** Opening DATA EXCERPTS block **

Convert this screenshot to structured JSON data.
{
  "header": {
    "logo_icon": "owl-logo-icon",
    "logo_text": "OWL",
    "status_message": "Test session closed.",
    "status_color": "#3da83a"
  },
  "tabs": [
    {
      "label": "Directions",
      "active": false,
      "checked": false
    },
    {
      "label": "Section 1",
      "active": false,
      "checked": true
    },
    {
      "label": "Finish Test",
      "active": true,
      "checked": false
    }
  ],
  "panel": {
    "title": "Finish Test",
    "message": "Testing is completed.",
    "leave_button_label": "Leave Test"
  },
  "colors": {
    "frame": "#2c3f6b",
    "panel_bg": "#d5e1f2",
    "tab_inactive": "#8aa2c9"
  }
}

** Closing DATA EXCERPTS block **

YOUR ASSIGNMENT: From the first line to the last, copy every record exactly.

RESPONSE AREA:
Convert this screenshot to structured JSON data.
{
  "header": {
    "logo_icon": "owl-logo-icon",
    "logo_text": "OWL",
    "status_message": "Test session closed.",
    "status_color": "#3da83a"
  },
  "tabs": [
    {
      "label": "Directions",
      "active": false,
      "checked": false
    },
    {
      "label": "Section 1",
      "active": false,
      "checked": true
    },
    {
      "label": "Finish Test",
      "active": true,
      "checked": false
    }
  ],
  "panel": {
    "title": "Finish Test",
    "message": "Testing is completed.",
    "leave_button_label": "Leave Test"
  },
  "colors": {
    "frame": "#2c3f6b",
    "panel_bg": "#d5e1f2",
    "tab_inactive": "#8aa2c9"
  }
}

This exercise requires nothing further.